Source material -

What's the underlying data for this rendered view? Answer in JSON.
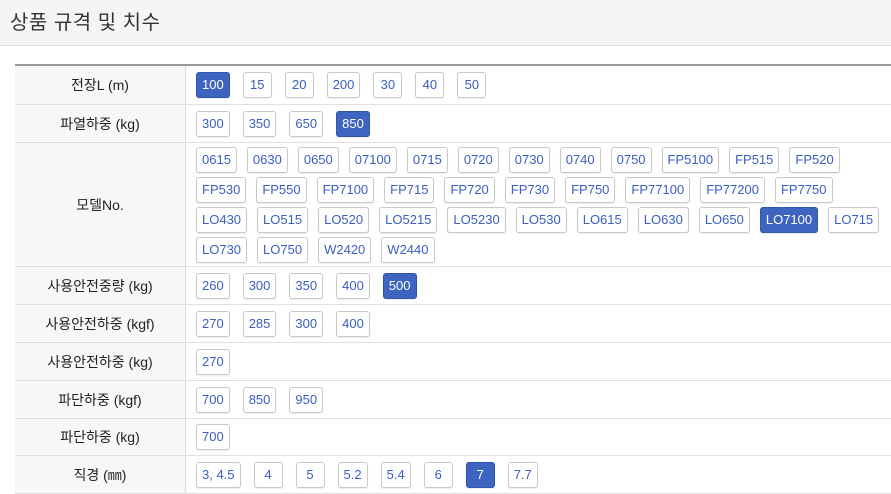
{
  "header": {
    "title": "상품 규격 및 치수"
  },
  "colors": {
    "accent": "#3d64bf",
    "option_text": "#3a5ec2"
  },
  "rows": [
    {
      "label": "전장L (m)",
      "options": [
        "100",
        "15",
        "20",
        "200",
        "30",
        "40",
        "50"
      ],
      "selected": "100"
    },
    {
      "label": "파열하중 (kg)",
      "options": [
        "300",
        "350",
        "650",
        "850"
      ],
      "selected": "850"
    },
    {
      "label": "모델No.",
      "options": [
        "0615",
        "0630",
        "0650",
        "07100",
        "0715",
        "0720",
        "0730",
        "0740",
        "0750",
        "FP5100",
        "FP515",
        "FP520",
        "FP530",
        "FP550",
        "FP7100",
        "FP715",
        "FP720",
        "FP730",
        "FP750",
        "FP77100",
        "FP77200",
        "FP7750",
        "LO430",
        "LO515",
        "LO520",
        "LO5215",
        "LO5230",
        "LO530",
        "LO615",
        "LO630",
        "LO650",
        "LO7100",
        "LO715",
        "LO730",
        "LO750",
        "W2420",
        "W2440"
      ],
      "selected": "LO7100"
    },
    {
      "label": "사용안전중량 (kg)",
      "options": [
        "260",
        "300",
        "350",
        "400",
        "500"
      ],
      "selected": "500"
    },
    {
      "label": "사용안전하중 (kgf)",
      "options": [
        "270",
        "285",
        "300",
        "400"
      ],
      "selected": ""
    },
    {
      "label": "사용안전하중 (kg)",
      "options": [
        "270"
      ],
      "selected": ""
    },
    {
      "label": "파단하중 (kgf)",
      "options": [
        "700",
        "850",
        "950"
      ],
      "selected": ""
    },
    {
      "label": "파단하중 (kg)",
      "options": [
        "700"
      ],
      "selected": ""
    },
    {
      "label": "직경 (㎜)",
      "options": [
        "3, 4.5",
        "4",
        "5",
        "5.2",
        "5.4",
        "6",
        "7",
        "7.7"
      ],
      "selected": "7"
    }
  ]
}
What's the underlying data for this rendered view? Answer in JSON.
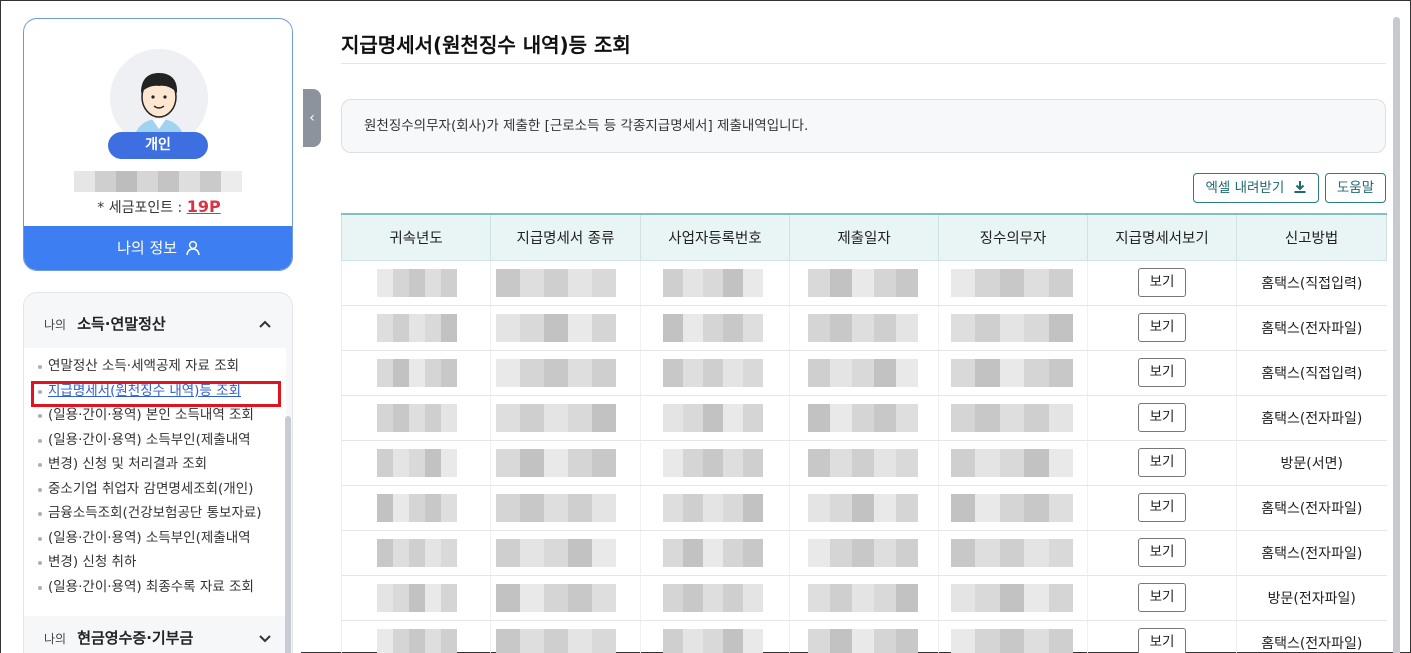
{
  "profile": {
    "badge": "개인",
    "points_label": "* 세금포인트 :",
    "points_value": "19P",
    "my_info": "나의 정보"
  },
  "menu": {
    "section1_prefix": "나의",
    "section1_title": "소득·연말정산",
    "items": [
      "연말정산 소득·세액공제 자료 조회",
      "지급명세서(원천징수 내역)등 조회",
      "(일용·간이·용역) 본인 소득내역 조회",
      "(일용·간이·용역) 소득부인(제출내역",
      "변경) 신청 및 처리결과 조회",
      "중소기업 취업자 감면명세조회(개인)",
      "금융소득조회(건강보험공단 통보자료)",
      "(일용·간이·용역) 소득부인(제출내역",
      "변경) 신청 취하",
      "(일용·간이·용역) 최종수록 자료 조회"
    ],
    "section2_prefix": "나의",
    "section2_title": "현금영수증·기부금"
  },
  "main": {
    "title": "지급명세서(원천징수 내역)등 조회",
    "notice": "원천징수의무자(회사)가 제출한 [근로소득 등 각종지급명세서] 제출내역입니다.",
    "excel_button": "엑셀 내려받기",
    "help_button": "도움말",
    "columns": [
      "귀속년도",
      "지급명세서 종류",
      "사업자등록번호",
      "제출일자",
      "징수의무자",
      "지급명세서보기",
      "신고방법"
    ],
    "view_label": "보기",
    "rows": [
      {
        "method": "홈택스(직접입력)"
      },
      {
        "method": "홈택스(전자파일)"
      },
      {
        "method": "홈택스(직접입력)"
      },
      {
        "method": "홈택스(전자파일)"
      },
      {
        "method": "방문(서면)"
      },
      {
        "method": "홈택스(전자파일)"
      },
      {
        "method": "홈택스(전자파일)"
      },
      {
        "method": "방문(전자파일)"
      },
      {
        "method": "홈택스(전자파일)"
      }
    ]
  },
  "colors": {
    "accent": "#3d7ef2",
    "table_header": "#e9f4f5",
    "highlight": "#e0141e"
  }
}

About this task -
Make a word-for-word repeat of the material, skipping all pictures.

Output below -
What's the underlying data for this rendered view? Answer in JSON.
{
  "header": {
    "title": "상품 규격 및 치수"
  },
  "colors": {
    "accent": "#3d64bf",
    "option_text": "#3a5ec2"
  },
  "rows": [
    {
      "label": "전장L (m)",
      "options": [
        "100",
        "15",
        "20",
        "200",
        "30",
        "40",
        "50"
      ],
      "selected": "100"
    },
    {
      "label": "파열하중 (kg)",
      "options": [
        "300",
        "350",
        "650",
        "850"
      ],
      "selected": "850"
    },
    {
      "label": "모델No.",
      "options": [
        "0615",
        "0630",
        "0650",
        "07100",
        "0715",
        "0720",
        "0730",
        "0740",
        "0750",
        "FP5100",
        "FP515",
        "FP520",
        "FP530",
        "FP550",
        "FP7100",
        "FP715",
        "FP720",
        "FP730",
        "FP750",
        "FP77100",
        "FP77200",
        "FP7750",
        "LO430",
        "LO515",
        "LO520",
        "LO5215",
        "LO5230",
        "LO530",
        "LO615",
        "LO630",
        "LO650",
        "LO7100",
        "LO715",
        "LO730",
        "LO750",
        "W2420",
        "W2440"
      ],
      "selected": "LO7100"
    },
    {
      "label": "사용안전중량 (kg)",
      "options": [
        "260",
        "300",
        "350",
        "400",
        "500"
      ],
      "selected": "500"
    },
    {
      "label": "사용안전하중 (kgf)",
      "options": [
        "270",
        "285",
        "300",
        "400"
      ],
      "selected": ""
    },
    {
      "label": "사용안전하중 (kg)",
      "options": [
        "270"
      ],
      "selected": ""
    },
    {
      "label": "파단하중 (kgf)",
      "options": [
        "700",
        "850",
        "950"
      ],
      "selected": ""
    },
    {
      "label": "파단하중 (kg)",
      "options": [
        "700"
      ],
      "selected": ""
    },
    {
      "label": "직경 (㎜)",
      "options": [
        "3, 4.5",
        "4",
        "5",
        "5.2",
        "5.4",
        "6",
        "7",
        "7.7"
      ],
      "selected": "7"
    }
  ]
}
What's the underlying data for this rendered view? Answer in JSON.
{
  "profile": {
    "badge": "개인",
    "points_label": "* 세금포인트 :",
    "points_value": "19P",
    "my_info": "나의 정보"
  },
  "menu": {
    "section1_prefix": "나의",
    "section1_title": "소득·연말정산",
    "items": [
      "연말정산 소득·세액공제 자료 조회",
      "지급명세서(원천징수 내역)등 조회",
      "(일용·간이·용역) 본인 소득내역 조회",
      "(일용·간이·용역) 소득부인(제출내역",
      "변경) 신청 및 처리결과 조회",
      "중소기업 취업자 감면명세조회(개인)",
      "금융소득조회(건강보험공단 통보자료)",
      "(일용·간이·용역) 소득부인(제출내역",
      "변경) 신청 취하",
      "(일용·간이·용역) 최종수록 자료 조회"
    ],
    "section2_prefix": "나의",
    "section2_title": "현금영수증·기부금"
  },
  "main": {
    "title": "지급명세서(원천징수 내역)등 조회",
    "notice": "원천징수의무자(회사)가 제출한 [근로소득 등 각종지급명세서] 제출내역입니다.",
    "excel_button": "엑셀 내려받기",
    "help_button": "도움말",
    "columns": [
      "귀속년도",
      "지급명세서 종류",
      "사업자등록번호",
      "제출일자",
      "징수의무자",
      "지급명세서보기",
      "신고방법"
    ],
    "view_label": "보기",
    "rows": [
      {
        "method": "홈택스(직접입력)"
      },
      {
        "method": "홈택스(전자파일)"
      },
      {
        "method": "홈택스(직접입력)"
      },
      {
        "method": "홈택스(전자파일)"
      },
      {
        "method": "방문(서면)"
      },
      {
        "method": "홈택스(전자파일)"
      },
      {
        "method": "홈택스(전자파일)"
      },
      {
        "method": "방문(전자파일)"
      },
      {
        "method": "홈택스(전자파일)"
      }
    ]
  },
  "colors": {
    "accent": "#3d7ef2",
    "table_header": "#e9f4f5",
    "highlight": "#e0141e"
  }
}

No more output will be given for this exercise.